The voice sounds familiar. A clipped, somewhat bemused delivery not unlike that of David Brinkley: "If you want to throw the fear of God into a Washingtonian, just mention a Denver boot," or "If Diogenes were wandering through the streets of Washington, chances are he'd find an honest man before he found a legal parking space," the voice intones.
Actually, the voice belongs to Lincoln Bouve, a native Washingtonian, who has produced his own radio spots to sell his new business, Humiliation Elimination Inc.
The commericals, which began airing this weekend, are aimed at thousands of Washingtonians who have ever suffered the inconvenience and indignity of paying parking fines.
For a yearly membership of $35, Bouve's company will save you the humiliation and aggravation of settling your parking debts with the District of Columbia government. No more missing half a day of work to stand in line with other scofflaws -- only to find out you didn't bring enough money. Humiliation Elimination will do the waiting for you. And in the event you car is towed, Bouve will send around a chauffeur-driven limousine and whisk you away to the impoundment lot in style.
Bouve, who believes that Humiliation Elimination eventually can turn a profit if it attracts 5,00 to 6,00 members currently works out of suite at the Georgetown Dutch Inn on Thomas Jefferson Street NW. His staff totals six, including executive assistant Jacqueline Polland, two runners, a limousine driver and three office workers.
According to Bouve, each day about 330 persons in the District find their cars either shackled or towed away.
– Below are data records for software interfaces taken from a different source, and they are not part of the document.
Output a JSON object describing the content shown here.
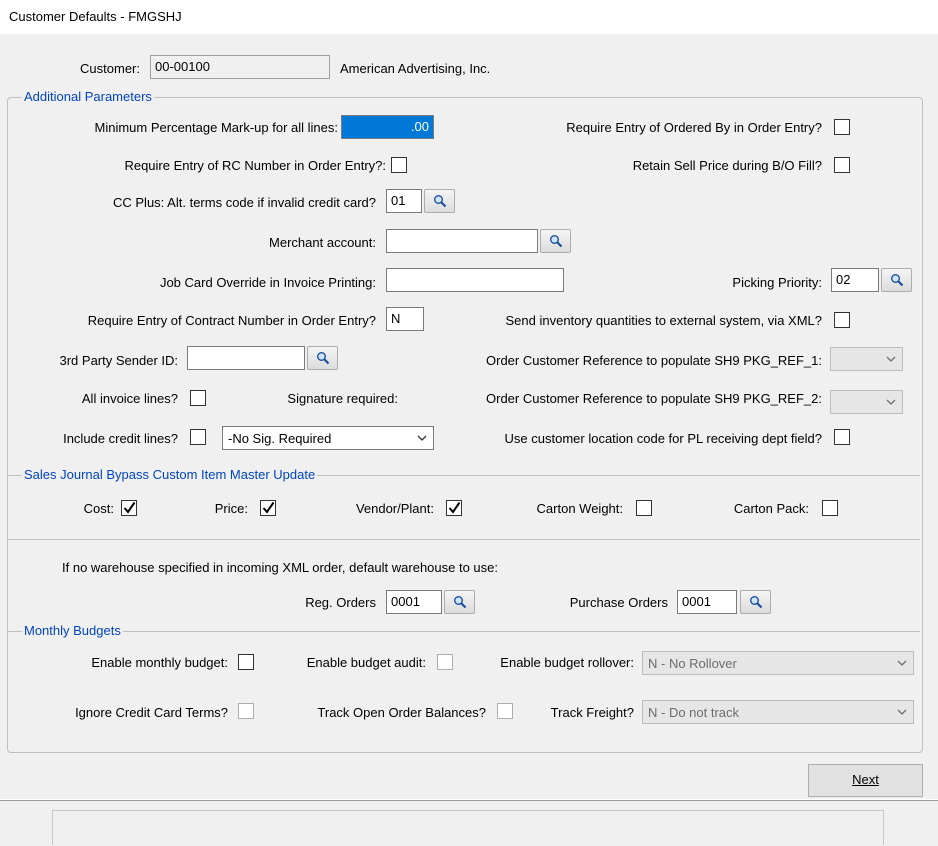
{
  "window": {
    "title": "Customer Defaults - FMGSHJ"
  },
  "customer": {
    "label": "Customer:",
    "code": "00-00100",
    "name": "American Advertising, Inc."
  },
  "additional": {
    "legend": "Additional Parameters",
    "min_markup_label": "Minimum Percentage Mark-up for all lines:",
    "min_markup_value": ".00",
    "req_ordered_by_label": "Require Entry of Ordered By in Order Entry?",
    "req_ordered_by_checked": false,
    "req_rc_label": "Require Entry of RC Number in Order Entry?:",
    "req_rc_checked": false,
    "retain_sell_label": "Retain Sell Price during B/O Fill?",
    "retain_sell_checked": false,
    "cc_plus_label": "CC Plus: Alt. terms code if invalid credit card?",
    "cc_plus_value": "01",
    "merchant_label": "Merchant account:",
    "merchant_value": "",
    "job_card_label": "Job Card Override in Invoice Printing:",
    "job_card_value": "",
    "picking_priority_label": "Picking Priority:",
    "picking_priority_value": "02",
    "contract_label": "Require Entry of Contract Number in Order Entry?",
    "contract_value": "N",
    "send_inv_label": "Send inventory quantities to external system, via XML?",
    "send_inv_checked": false,
    "third_party_label": "3rd Party Sender ID:",
    "third_party_value": "",
    "ref1_label": "Order Customer Reference to populate SH9 PKG_REF_1:",
    "ref1_value": "",
    "all_invoice_label": "All invoice lines?",
    "all_invoice_checked": false,
    "signature_label": "Signature required:",
    "ref2_label": "Order Customer Reference to populate SH9 PKG_REF_2:",
    "ref2_value": "",
    "include_credit_label": "Include credit lines?",
    "include_credit_checked": false,
    "signature_value": "-No Sig. Required",
    "use_location_label": "Use customer location code for PL receiving dept field?",
    "use_location_checked": false
  },
  "sales_journal": {
    "legend": "Sales Journal Bypass Custom Item Master Update",
    "cost_label": "Cost:",
    "cost_checked": true,
    "price_label": "Price:",
    "price_checked": true,
    "vendor_label": "Vendor/Plant:",
    "vendor_checked": true,
    "carton_weight_label": "Carton Weight:",
    "carton_weight_checked": false,
    "carton_pack_label": "Carton Pack:",
    "carton_pack_checked": false
  },
  "warehouse": {
    "text": "If no warehouse specified in incoming XML order, default warehouse to use:",
    "reg_label": "Reg. Orders",
    "reg_value": "0001",
    "po_label": "Purchase Orders",
    "po_value": "0001"
  },
  "budgets": {
    "legend": "Monthly Budgets",
    "enable_monthly_label": "Enable monthly budget:",
    "enable_monthly_checked": false,
    "enable_audit_label": "Enable budget audit:",
    "enable_audit_checked": false,
    "enable_rollover_label": "Enable budget rollover:",
    "rollover_value": "N - No Rollover",
    "ignore_cc_label": "Ignore Credit Card Terms?",
    "ignore_cc_checked": false,
    "track_open_label": "Track Open Order Balances?",
    "track_open_checked": false,
    "track_freight_label": "Track Freight?",
    "track_freight_value": "N - Do not track"
  },
  "buttons": {
    "next_label": "Next"
  },
  "icons": {
    "lookup": "magnifier-icon",
    "dropdown": "chevron-down-icon",
    "check": "checkmark-icon"
  },
  "colors": {
    "legend": "#0045c0",
    "selection": "#0078d7",
    "form_bg": "#f0f0f0"
  }
}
An informal survey done by Bouve found that the average waiting time from the time of the tow to the point of retrieval of the vehicle was 3 hours and 4 minutes.
"With us, it's less than an hour," he said "Nobody like to waste time. You are being herded through a process and there's no way you're going to come out of it in a good mood."
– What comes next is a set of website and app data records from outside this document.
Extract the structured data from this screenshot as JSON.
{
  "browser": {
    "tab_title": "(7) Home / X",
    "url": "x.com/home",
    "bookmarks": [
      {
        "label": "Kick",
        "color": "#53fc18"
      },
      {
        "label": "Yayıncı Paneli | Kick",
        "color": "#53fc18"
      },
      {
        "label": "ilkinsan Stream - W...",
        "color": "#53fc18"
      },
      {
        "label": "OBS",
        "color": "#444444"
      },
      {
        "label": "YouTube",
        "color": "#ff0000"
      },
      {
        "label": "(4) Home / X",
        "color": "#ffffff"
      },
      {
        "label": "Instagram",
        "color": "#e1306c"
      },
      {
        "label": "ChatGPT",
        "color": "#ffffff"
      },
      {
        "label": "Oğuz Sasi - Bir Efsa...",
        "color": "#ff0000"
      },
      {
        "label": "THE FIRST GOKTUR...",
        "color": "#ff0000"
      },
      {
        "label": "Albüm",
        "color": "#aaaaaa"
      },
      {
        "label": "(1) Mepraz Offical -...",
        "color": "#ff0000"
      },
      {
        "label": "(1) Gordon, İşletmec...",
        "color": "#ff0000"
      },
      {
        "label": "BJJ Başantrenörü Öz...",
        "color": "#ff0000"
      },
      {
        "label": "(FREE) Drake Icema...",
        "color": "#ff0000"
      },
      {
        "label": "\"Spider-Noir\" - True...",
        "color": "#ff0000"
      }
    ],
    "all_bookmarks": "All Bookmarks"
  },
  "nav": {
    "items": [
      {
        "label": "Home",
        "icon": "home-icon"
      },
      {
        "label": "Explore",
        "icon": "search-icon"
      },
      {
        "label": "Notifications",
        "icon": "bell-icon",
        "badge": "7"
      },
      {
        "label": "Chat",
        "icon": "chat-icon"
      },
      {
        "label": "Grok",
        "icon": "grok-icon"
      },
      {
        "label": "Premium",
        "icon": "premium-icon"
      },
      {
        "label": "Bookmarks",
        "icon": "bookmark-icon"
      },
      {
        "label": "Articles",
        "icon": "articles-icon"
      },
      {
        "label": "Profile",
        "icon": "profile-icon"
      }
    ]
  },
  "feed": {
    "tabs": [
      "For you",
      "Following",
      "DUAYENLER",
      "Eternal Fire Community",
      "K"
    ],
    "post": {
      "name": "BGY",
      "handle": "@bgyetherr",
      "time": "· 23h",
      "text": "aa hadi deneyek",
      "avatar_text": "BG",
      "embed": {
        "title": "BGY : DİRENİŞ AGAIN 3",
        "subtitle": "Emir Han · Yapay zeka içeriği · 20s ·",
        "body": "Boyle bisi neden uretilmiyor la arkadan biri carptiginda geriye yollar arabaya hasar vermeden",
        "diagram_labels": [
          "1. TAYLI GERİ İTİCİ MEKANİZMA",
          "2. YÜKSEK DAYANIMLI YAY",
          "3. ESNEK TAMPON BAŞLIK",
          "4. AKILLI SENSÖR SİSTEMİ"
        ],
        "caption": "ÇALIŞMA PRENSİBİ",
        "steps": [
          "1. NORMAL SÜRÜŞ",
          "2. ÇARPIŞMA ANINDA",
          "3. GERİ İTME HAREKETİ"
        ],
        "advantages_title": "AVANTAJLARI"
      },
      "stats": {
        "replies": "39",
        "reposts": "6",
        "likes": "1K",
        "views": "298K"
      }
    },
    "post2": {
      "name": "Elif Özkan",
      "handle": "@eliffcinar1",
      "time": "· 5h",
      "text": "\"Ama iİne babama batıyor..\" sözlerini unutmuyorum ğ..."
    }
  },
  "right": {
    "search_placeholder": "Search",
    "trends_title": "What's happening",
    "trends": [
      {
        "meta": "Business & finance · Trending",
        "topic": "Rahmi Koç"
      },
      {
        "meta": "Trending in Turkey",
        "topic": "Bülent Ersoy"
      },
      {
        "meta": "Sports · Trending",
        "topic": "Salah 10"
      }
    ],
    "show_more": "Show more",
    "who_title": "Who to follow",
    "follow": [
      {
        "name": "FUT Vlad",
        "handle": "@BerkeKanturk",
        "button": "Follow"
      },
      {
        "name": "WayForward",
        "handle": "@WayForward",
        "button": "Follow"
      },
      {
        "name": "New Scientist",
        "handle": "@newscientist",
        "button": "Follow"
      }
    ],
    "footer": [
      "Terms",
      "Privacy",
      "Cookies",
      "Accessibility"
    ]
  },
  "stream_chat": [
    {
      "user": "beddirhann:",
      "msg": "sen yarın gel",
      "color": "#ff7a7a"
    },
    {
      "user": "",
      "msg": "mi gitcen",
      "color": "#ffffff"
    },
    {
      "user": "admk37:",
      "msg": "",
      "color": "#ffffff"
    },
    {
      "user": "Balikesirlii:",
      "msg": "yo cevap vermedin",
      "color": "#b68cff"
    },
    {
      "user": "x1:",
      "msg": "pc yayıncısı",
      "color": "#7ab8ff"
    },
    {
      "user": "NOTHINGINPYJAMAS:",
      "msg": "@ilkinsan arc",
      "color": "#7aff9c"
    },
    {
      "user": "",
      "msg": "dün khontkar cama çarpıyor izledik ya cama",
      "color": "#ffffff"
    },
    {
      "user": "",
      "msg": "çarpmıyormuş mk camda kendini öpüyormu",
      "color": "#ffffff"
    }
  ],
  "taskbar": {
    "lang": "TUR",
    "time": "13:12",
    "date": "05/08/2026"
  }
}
Unsurprisingly, the idea for such a service came to Bouve while standing in line at the Bureau of Traffic Administration on Indiana Avenue NW after he had had his car towed for the third time in 14 months. Also in line was Dave Joiner, who just that day had been fired as an assistant to former secretary of Transportation Neil Goldschmidt -- and had found his car towed to boot.
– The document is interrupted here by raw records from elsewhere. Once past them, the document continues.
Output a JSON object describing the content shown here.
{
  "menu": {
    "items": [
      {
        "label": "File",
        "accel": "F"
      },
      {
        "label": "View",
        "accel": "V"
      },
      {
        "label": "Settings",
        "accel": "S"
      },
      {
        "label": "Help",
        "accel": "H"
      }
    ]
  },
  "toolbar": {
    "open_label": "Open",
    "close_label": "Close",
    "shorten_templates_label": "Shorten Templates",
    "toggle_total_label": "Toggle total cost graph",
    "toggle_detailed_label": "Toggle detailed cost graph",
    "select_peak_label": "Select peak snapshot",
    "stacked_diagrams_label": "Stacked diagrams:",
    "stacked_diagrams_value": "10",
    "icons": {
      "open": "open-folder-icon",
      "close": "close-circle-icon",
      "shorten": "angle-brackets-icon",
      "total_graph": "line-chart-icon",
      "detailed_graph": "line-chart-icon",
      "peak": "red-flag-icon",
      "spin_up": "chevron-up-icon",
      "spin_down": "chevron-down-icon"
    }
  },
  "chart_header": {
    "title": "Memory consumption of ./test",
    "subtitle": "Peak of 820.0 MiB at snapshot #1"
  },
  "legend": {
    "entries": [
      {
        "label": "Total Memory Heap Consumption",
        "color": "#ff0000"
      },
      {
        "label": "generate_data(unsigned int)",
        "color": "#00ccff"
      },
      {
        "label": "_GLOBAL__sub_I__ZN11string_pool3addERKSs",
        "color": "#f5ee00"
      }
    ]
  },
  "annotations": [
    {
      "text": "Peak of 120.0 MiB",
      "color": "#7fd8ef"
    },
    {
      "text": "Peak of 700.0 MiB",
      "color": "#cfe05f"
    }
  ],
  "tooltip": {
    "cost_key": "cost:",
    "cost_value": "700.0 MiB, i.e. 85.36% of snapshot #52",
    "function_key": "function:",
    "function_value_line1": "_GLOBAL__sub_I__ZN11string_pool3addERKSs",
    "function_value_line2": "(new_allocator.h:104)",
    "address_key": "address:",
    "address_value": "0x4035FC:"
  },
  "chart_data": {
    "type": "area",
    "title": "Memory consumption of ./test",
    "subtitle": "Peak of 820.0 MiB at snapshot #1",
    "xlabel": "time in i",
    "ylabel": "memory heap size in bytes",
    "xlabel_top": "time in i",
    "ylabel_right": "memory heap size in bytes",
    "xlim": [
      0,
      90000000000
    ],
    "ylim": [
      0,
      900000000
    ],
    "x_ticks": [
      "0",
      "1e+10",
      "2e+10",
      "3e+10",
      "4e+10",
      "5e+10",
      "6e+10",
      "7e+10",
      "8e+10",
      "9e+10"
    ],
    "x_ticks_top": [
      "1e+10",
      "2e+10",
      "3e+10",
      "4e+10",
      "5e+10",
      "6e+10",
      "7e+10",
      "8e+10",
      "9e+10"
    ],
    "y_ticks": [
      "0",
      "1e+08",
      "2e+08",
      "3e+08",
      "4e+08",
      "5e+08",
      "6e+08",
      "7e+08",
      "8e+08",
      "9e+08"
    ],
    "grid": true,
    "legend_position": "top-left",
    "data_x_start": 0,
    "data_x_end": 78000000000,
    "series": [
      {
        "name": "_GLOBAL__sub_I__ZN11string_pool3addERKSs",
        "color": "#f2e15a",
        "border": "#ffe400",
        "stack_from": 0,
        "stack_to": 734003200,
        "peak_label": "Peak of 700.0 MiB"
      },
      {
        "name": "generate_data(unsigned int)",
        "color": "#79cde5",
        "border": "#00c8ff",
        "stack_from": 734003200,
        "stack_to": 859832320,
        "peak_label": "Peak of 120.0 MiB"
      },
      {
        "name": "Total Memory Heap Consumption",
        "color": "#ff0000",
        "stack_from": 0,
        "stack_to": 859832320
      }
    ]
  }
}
"We started talking and holding court as to the aggravation. I came up with the name. People in front of us died laughing," Bouve remembers. "Afterward I said to him, 'Maybe there's something to this.'"
Bouve returned to Indiana Avenue a few days later and began talking to people to find out what made them so angry. "People objected not to the fines but having to having to stop their lives for 2 to 4 hours [to pay]," he said. "There is a considerable differnce between paying more money and completely disrupting your life."
Sensing a market for his idea, Bouve then contacted the D.C. Department of Transportation. Without their cooperation, he said, the idea wouldn't work. He convinced James McWilliams, head fo the Bureau of Traffic Adjudication, that people might have a less hostile attitude toward the department if they paid them by proxy.
"Jim has been totally supportive," Bouve said.
Under the present management, if a car is towed or booted, the driver calls Humiliation; Elimination and gives the membership number and a credit card number. Humiliation Elimination then contacts the Department of Transportation. "We make a phone call and find out the total story on releasing a vehicle in second," he said. A runner is then dispatched to Indiana Avenue to pay all current and outstanding fines.
"It makes it almost enjoyable to get towed," Bouve said. "The system has screwed you and you are saying 'Take that!'"
For a member who is a victim of a tow, there is a $5 service charge for the limousine service. (A nonmemeber must pay $75, which includes the $35 yearly membership fee.) Within an hour of the distress call from the frustrated driver, a rented limousine from Admiral Limousine Service will pick up a caller anywhere in the District and deliver him or her, calm and refreshed, to either the Brentwood Road or the Georgetown impoundment lot.
Bouve says that one of the most valuable benefits of his service is the peace of mind, knowing that help is only a phone call away.
"Life goes on. All you do is pay the fine," Bouve said.
"We don't really know what chord we will strike in the public psyche," he said. "Indications are that we're onto something pretty hot."
Bouve also hopes to make his service known to outsiders who are unfamiliar with the parking laws and customs of the city. He currently is working on setting up some kind of arrangement with area hotels and car rental agencies to inform visitors or the consequences of disobeying area parking laws.
"We may move into other area of humiliation," Bouve said. He is talking to the Department of Motor Vehicles about the possibility of helping people obtain license tags and also paying violaters' fines on a regular basis to avoid a tow or a boot. Another possible offshoot would be an entertainment-ticket buying servie for people who don't have the time or the temperament to stand in line.